Exercise data:
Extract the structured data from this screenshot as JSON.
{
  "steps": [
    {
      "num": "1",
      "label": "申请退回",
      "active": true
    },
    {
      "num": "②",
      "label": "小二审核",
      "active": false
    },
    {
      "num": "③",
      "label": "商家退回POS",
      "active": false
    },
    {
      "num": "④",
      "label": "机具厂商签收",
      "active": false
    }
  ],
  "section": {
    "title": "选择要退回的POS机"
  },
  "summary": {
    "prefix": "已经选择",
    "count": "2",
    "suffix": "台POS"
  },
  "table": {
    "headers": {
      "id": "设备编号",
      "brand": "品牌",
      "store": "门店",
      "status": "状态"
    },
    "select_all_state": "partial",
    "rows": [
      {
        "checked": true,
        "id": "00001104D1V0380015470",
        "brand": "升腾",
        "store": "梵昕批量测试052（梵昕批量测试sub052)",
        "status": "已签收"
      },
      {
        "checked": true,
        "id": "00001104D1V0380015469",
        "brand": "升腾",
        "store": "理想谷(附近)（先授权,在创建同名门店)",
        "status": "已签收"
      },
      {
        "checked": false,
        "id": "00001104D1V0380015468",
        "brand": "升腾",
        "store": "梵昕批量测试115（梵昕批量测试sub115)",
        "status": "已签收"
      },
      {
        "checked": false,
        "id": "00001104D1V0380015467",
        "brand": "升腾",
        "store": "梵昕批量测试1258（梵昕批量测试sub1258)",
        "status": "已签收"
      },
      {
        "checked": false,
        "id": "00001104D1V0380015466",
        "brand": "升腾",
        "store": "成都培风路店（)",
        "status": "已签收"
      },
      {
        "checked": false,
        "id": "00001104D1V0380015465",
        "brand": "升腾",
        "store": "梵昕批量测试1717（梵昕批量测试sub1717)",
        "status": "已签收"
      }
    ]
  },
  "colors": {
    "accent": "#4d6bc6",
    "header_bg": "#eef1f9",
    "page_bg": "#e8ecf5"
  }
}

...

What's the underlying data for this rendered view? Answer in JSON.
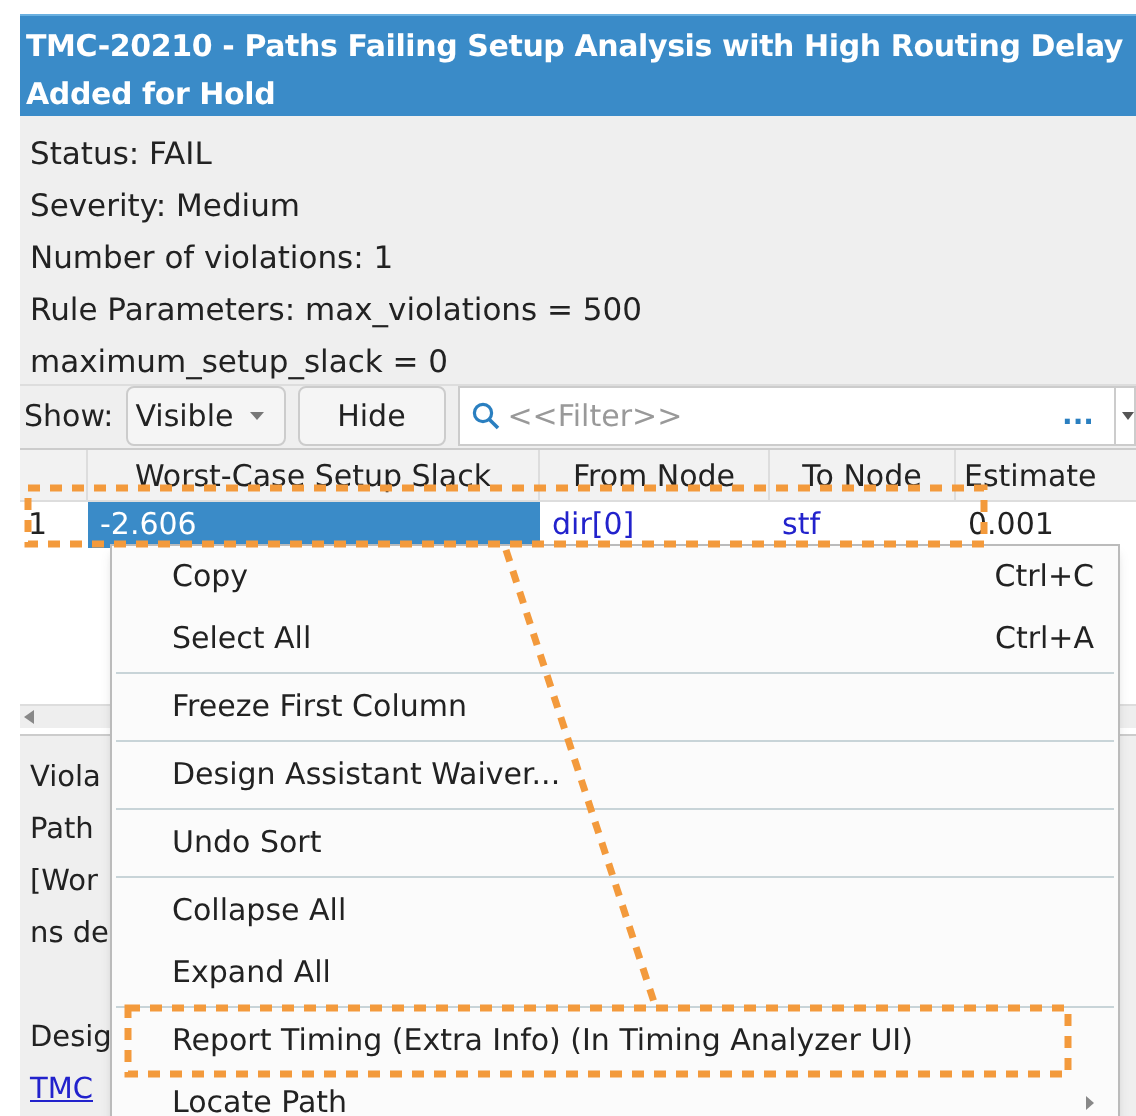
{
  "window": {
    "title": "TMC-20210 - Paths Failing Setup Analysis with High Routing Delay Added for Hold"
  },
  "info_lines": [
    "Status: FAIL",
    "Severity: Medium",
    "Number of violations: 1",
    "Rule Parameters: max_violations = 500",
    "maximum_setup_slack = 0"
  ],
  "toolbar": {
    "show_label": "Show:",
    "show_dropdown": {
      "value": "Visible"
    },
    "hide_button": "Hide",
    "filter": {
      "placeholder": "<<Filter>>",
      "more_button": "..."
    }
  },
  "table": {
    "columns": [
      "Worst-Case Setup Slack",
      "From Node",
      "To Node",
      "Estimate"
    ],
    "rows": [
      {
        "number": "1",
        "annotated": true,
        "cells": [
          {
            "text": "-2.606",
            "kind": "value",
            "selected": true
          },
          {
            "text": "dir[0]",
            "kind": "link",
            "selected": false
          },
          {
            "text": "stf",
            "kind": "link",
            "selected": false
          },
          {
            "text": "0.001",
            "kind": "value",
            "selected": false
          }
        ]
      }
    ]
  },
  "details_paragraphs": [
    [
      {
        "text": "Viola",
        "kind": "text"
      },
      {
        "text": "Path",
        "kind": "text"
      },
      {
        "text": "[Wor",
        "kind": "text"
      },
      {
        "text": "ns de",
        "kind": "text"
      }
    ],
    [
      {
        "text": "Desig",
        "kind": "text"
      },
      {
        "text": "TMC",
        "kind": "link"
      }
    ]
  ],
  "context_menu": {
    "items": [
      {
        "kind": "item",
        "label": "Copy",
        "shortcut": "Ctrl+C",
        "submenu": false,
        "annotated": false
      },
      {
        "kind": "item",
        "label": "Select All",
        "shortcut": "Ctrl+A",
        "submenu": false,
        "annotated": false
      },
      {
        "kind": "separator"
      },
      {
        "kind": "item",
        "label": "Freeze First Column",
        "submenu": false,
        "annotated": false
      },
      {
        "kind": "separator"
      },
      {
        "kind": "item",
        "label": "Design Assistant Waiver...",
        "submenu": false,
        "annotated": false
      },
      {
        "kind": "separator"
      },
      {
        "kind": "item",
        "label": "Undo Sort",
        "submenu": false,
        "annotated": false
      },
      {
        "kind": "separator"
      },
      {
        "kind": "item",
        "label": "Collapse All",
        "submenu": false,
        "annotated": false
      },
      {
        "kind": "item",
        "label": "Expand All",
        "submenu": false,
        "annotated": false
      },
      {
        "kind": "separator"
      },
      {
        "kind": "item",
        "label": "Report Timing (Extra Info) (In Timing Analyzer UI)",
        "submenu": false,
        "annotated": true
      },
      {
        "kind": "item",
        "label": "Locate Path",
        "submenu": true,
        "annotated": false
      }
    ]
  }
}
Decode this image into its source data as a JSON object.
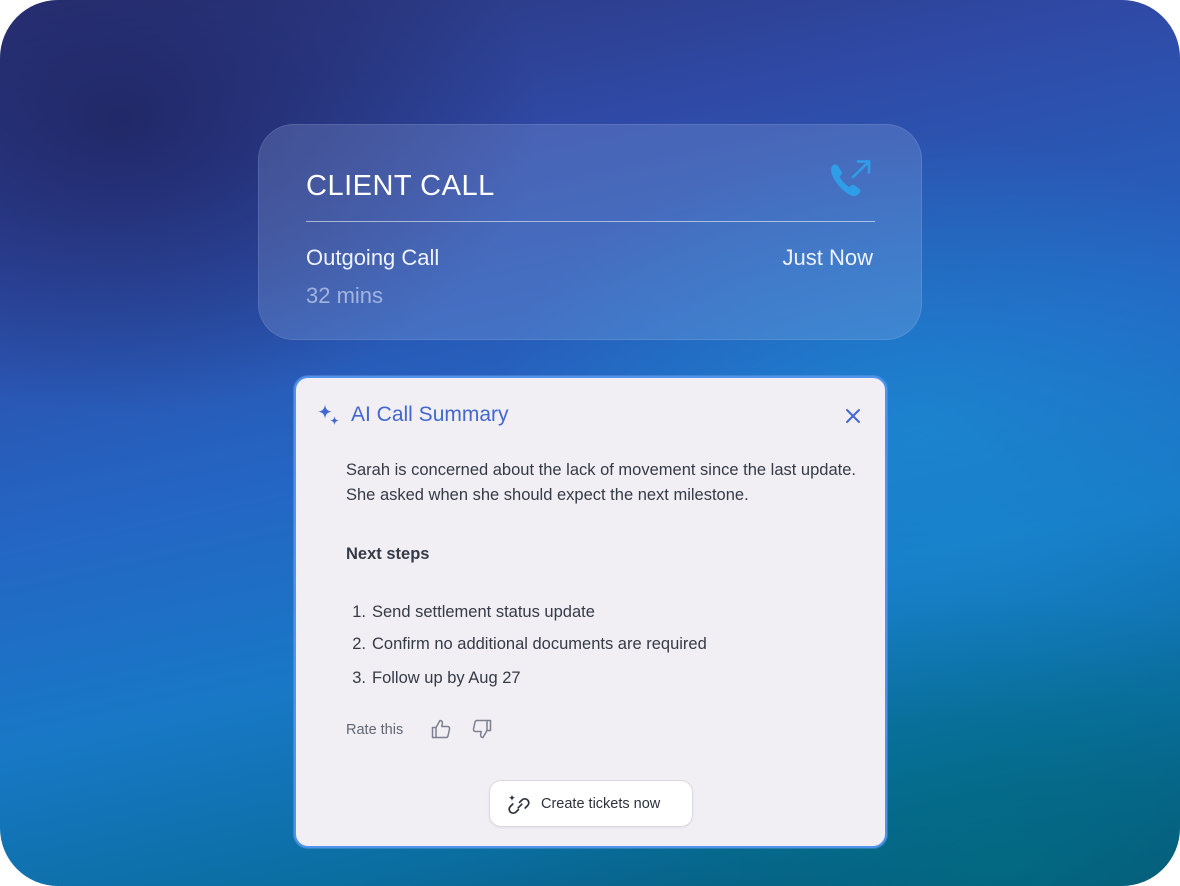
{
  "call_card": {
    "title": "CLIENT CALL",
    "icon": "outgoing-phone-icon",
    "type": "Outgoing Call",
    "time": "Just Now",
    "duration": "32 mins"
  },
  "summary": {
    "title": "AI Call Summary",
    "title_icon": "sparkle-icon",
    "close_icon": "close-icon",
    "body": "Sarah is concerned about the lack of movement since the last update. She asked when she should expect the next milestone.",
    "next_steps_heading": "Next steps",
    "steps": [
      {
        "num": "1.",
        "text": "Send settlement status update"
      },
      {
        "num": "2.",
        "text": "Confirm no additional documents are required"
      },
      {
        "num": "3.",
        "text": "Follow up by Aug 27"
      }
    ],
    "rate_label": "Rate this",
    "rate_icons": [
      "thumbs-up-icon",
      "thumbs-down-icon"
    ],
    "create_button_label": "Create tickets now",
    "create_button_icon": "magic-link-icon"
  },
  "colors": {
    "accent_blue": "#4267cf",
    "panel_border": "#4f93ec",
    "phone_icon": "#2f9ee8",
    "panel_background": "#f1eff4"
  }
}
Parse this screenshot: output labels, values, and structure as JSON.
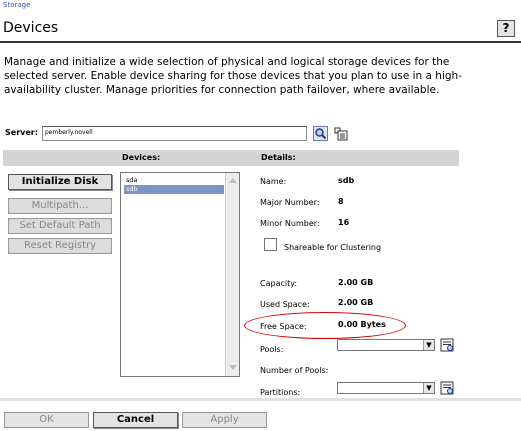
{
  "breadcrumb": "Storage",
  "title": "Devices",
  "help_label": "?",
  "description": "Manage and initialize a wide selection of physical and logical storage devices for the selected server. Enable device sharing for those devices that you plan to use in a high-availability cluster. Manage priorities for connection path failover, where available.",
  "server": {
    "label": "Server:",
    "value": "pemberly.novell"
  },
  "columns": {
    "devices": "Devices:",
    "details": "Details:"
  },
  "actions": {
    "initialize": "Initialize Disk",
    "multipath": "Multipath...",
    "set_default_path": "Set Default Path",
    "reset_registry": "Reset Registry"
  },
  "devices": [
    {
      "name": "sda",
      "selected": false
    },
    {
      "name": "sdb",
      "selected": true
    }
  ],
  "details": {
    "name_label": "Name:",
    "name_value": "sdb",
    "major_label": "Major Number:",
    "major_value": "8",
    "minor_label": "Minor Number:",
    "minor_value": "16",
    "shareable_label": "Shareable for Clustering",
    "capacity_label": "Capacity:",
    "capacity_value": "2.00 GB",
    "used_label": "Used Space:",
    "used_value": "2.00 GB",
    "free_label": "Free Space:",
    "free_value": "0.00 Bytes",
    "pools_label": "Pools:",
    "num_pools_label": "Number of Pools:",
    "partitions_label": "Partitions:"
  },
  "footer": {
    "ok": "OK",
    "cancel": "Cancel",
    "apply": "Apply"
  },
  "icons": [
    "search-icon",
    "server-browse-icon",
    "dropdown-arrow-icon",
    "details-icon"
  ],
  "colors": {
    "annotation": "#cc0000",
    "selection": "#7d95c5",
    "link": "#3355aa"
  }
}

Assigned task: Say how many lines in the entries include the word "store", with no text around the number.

Answer to this exercise: 7